Items listed in a dataset
....

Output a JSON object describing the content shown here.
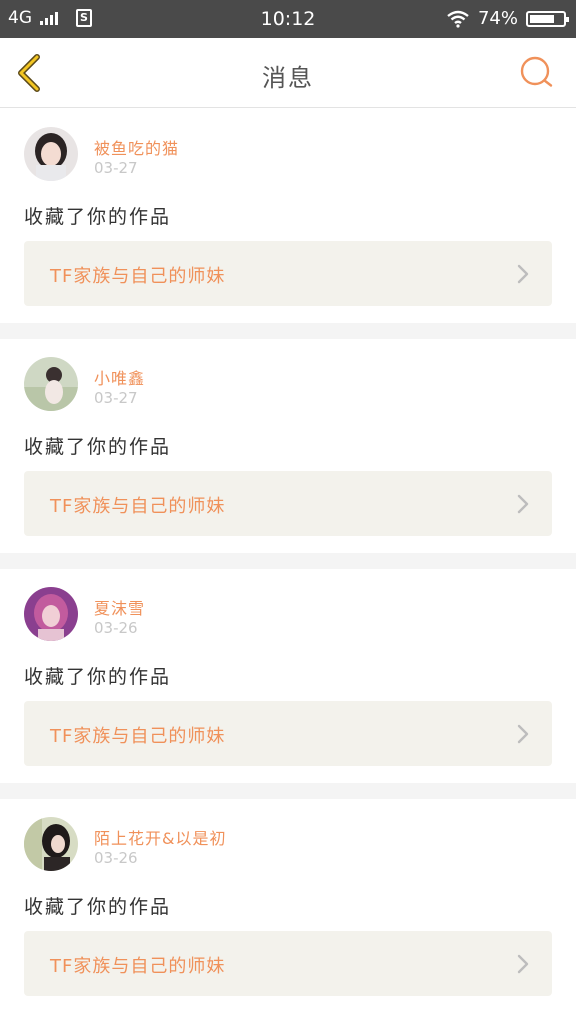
{
  "status_bar": {
    "network": "4G",
    "time": "10:12",
    "battery": "74%",
    "battery_level": 0.74,
    "icons": [
      "signal-icon",
      "sim-icon",
      "wifi-icon",
      "battery-icon"
    ]
  },
  "header": {
    "title": "消息",
    "back_icon": "chevron-left-icon",
    "search_icon": "search-icon",
    "accent_color": "#f0915a",
    "back_color": "#e6b800"
  },
  "messages": [
    {
      "username": "被鱼吃的猫",
      "date": "03-27",
      "action": "收藏了你的作品",
      "work_title": "TF家族与自己的师妹"
    },
    {
      "username": "小唯鑫",
      "date": "03-27",
      "action": "收藏了你的作品",
      "work_title": "TF家族与自己的师妹"
    },
    {
      "username": "夏沫雪",
      "date": "03-26",
      "action": "收藏了你的作品",
      "work_title": "TF家族与自己的师妹"
    },
    {
      "username": "陌上花开&以是初",
      "date": "03-26",
      "action": "收藏了你的作品",
      "work_title": "TF家族与自己的师妹"
    }
  ]
}
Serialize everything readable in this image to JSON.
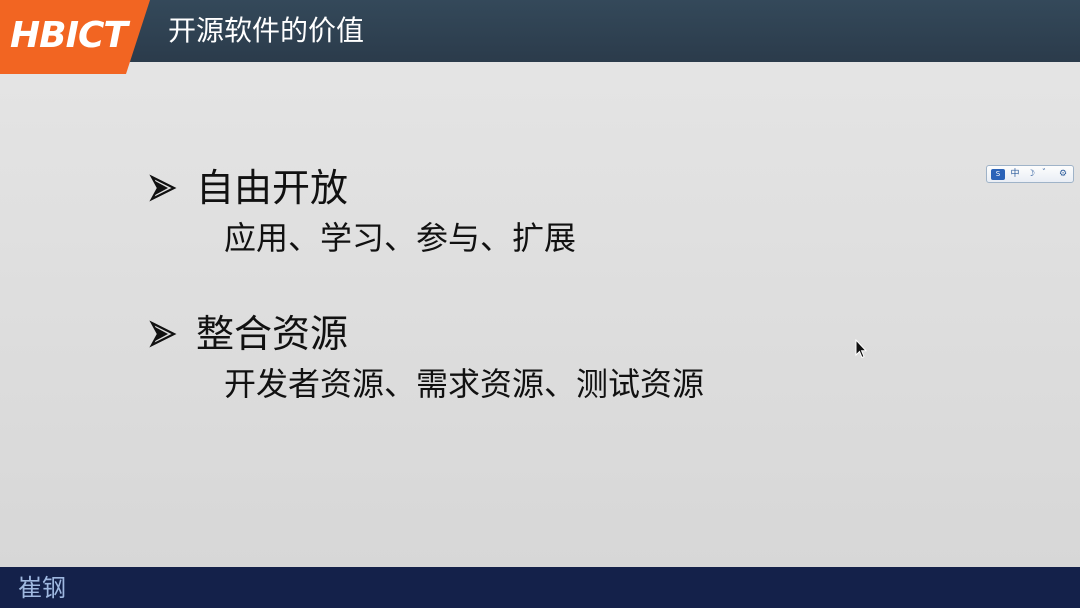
{
  "header": {
    "logo_text": "HBICT",
    "title": "开源软件的价值"
  },
  "content": {
    "bullets": [
      {
        "heading": "自由开放",
        "detail": "应用、学习、参与、扩展"
      },
      {
        "heading": "整合资源",
        "detail": "开发者资源、需求资源、测试资源"
      }
    ]
  },
  "ime_toolbar": {
    "items": [
      "中",
      "☽",
      "゛",
      "⚙"
    ],
    "logo_icon": "ime-logo-icon"
  },
  "footer": {
    "name": "崔钢"
  },
  "colors": {
    "header_bg": "#2b3b4b",
    "logo_bg": "#f26522",
    "footer_bg": "#14214a",
    "footer_text": "#9fb8e0",
    "slide_bg": "#dddddd"
  }
}
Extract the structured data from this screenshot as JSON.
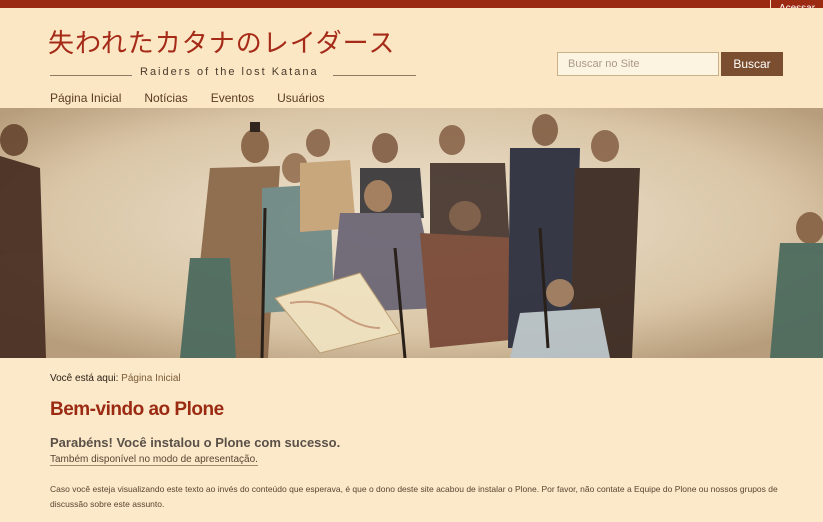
{
  "top_bar": {
    "login_label": "Acessar"
  },
  "header": {
    "logo_jp": "失われたカタナのレイダース",
    "logo_en": "Raiders of the lost Katana"
  },
  "search": {
    "placeholder": "Buscar no Site",
    "button_label": "Buscar"
  },
  "nav": {
    "items": [
      "Página Inicial",
      "Notícias",
      "Eventos",
      "Usuários"
    ]
  },
  "colors": {
    "accent": "#9b2a12",
    "background": "#fbe9c9",
    "button": "#7a4e2e"
  },
  "breadcrumb": {
    "prefix": "Você está aqui:",
    "current": "Página Inicial"
  },
  "content": {
    "title": "Bem-vindo ao Plone",
    "subtitle": "Parabéns! Você instalou o Plone com sucesso.",
    "presentation_link": "Também disponível no modo de apresentação.",
    "body": "Caso você esteja visualizando este texto ao invés do conteúdo que esperava, é que o dono deste site acabou de instalar o Plone. Por favor, não contate a Equipe do Plone ou nossos grupos de discussão sobre este assunto."
  }
}
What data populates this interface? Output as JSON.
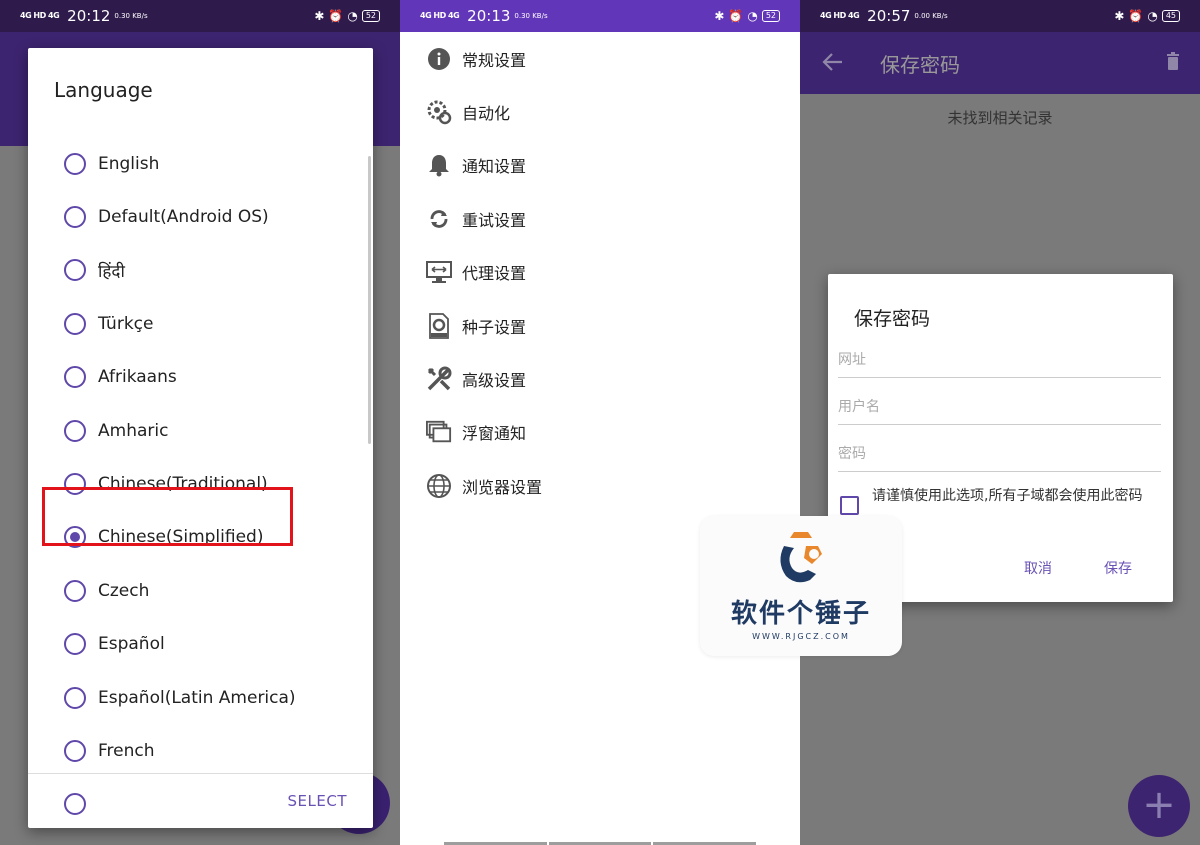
{
  "panel1": {
    "status": {
      "signal": "4G HD 4G",
      "time": "20:12",
      "speed": "0.30 KB/s",
      "battery": "52"
    },
    "dialog": {
      "title": "Language",
      "languages": [
        {
          "label": "English",
          "selected": false
        },
        {
          "label": "Default(Android OS)",
          "selected": false
        },
        {
          "label": "हिंदी",
          "selected": false
        },
        {
          "label": "Türkçe",
          "selected": false
        },
        {
          "label": "Afrikaans",
          "selected": false
        },
        {
          "label": "Amharic",
          "selected": false
        },
        {
          "label": "Chinese(Traditional)",
          "selected": false
        },
        {
          "label": "Chinese(Simplified)",
          "selected": true
        },
        {
          "label": "Czech",
          "selected": false
        },
        {
          "label": "Español",
          "selected": false
        },
        {
          "label": "Español(Latin America)",
          "selected": false
        },
        {
          "label": "French",
          "selected": false
        }
      ],
      "select_label": "SELECT"
    }
  },
  "panel2": {
    "status": {
      "signal": "4G HD 4G",
      "time": "20:13",
      "speed": "0.30 KB/s",
      "battery": "52"
    },
    "menu": [
      {
        "icon": "info-icon",
        "label": "常规设置"
      },
      {
        "icon": "automation-icon",
        "label": "自动化"
      },
      {
        "icon": "bell-icon",
        "label": "通知设置"
      },
      {
        "icon": "refresh-icon",
        "label": "重试设置"
      },
      {
        "icon": "proxy-icon",
        "label": "代理设置"
      },
      {
        "icon": "torrent-icon",
        "label": "种子设置"
      },
      {
        "icon": "wrench-icon",
        "label": "高级设置"
      },
      {
        "icon": "floating-window-icon",
        "label": "浮窗通知"
      },
      {
        "icon": "globe-icon",
        "label": "浏览器设置"
      }
    ]
  },
  "panel3": {
    "status": {
      "signal": "4G HD 4G",
      "time": "20:57",
      "speed": "0.00 KB/s",
      "battery": "45"
    },
    "appbar_title": "保存密码",
    "empty_text": "未找到相关记录",
    "dialog": {
      "title": "保存密码",
      "url_placeholder": "网址",
      "username_placeholder": "用户名",
      "password_placeholder": "密码",
      "checkbox_label": "请谨慎使用此选项,所有子域都会使用此密码",
      "cancel_label": "取消",
      "save_label": "保存"
    }
  },
  "watermark": {
    "text": "软件个锤子",
    "url": "WWW.RJGCZ.COM"
  },
  "colors": {
    "accent": "#5f48a9",
    "highlight": "#e3131b",
    "statusbar": "#6236b8"
  }
}
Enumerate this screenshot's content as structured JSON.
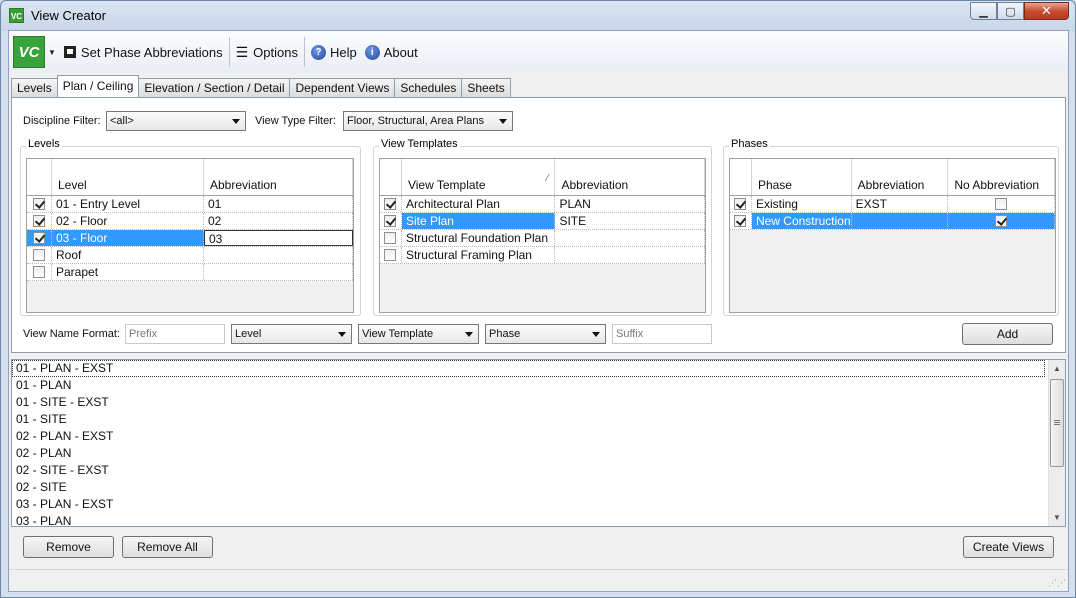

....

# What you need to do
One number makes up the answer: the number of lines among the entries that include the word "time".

# Problem solution
4